Introduction: In anticipation of Hurricane Sandy in 2012 New York City officials issued mandatory evacuation orders for evacuation Zone A. However, only a small proportion of residents complied. Failure to comply with evacuation warnings can result in severe consequences including injury and death. To better ascertain why individuals failed to heed pre-emptive evacuation warnings for Hurricane Sandy we assessed factors that may have affected evacuation among residents in neighborhoods severely affected by the storm.
Methods: Data from a mental health needs assessment survey conducted among adult residents in South Brooklyn, the Rockaways, and Staten Island from December 13-18, 2012 was assessed. Several disasters related questions were evaluated, and prevalence estimates of evacuation and evacuation timing by potential factors that may influence evacuation were estimated. Measures of association were assessed using chi-square and t-test.
Results: Our sample consisted of 420 residents of which, only 49% evacuated at any time for Sandy. Evacuation was higher among those who witnessed trauma to others related to the World Trade Center attacks (66% vs. 40%, p=0.024). Those who reported extensive household damage after Sandy, had a higher rate of evacuation than those with minimal damage (83% vs. 30%, p<0.001). Among those who evacuated, evacuation before the storm was lower among residents living on higher floors (56% vs. 22%, p=0.022).

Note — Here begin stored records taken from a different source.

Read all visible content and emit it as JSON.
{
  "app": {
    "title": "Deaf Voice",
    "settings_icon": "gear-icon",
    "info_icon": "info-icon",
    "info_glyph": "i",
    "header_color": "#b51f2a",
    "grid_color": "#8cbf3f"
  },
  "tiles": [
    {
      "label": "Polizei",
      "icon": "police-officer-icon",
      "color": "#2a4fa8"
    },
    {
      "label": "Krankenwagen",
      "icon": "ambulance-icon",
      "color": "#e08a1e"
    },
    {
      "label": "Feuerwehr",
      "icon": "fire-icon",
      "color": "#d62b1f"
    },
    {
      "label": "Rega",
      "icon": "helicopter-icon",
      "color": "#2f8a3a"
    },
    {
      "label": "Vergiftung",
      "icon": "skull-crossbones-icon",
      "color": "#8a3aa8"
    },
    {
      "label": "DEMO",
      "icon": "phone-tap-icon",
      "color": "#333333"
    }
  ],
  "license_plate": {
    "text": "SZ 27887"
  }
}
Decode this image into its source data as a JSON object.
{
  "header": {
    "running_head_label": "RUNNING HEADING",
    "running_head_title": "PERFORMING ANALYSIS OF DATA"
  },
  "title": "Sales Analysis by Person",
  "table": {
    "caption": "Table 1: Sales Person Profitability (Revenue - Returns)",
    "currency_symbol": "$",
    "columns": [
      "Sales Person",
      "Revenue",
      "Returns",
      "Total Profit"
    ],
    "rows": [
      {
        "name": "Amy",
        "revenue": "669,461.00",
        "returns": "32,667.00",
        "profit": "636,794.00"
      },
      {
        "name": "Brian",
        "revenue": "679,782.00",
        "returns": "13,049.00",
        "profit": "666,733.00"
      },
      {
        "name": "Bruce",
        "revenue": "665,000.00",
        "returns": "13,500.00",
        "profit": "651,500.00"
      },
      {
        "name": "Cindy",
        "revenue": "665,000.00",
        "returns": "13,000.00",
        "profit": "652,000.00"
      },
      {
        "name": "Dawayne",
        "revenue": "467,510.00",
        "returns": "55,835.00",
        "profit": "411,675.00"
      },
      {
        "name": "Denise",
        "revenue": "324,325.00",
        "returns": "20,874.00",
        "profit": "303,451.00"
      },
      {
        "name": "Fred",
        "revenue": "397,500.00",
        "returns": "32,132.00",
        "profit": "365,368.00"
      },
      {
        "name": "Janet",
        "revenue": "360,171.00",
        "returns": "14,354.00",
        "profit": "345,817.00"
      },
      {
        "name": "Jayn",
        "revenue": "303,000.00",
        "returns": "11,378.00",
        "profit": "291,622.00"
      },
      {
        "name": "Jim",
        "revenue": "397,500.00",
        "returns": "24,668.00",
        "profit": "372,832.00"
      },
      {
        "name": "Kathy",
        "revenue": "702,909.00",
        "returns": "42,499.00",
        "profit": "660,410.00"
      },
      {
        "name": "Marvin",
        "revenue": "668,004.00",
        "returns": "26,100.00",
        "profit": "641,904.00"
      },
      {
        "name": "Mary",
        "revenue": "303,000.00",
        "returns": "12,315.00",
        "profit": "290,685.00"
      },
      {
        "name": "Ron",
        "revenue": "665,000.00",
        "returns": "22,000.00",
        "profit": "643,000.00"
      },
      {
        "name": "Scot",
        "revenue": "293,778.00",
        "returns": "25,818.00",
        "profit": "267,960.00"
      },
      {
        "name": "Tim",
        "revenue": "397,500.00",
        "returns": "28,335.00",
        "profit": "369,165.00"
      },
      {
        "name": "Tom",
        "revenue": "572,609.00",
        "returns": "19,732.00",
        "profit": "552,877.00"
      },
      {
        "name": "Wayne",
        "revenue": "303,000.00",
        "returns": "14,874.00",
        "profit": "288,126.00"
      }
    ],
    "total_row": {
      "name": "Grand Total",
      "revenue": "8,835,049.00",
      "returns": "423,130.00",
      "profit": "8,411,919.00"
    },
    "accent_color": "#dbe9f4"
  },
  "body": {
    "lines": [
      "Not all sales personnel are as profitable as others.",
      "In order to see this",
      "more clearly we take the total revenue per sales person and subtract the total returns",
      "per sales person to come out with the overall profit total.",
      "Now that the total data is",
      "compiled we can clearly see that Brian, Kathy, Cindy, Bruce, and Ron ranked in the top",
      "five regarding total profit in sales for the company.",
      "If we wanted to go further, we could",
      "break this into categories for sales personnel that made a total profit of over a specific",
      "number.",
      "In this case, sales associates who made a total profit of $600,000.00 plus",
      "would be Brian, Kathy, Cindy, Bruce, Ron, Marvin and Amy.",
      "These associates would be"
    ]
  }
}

Discussion: Given that warnings to evacuate were issued before Sandy made landfall, evacuation among residents in South Brooklyn, the Rockaways and Staten Island, while higher than the overall Zone A evacuation rate, was less than optimal. Continued research on evacuation behaviors is needed, particularly on how timing affects evacuation. A better understanding may help to reduce barriers, and improve evacuation compliance.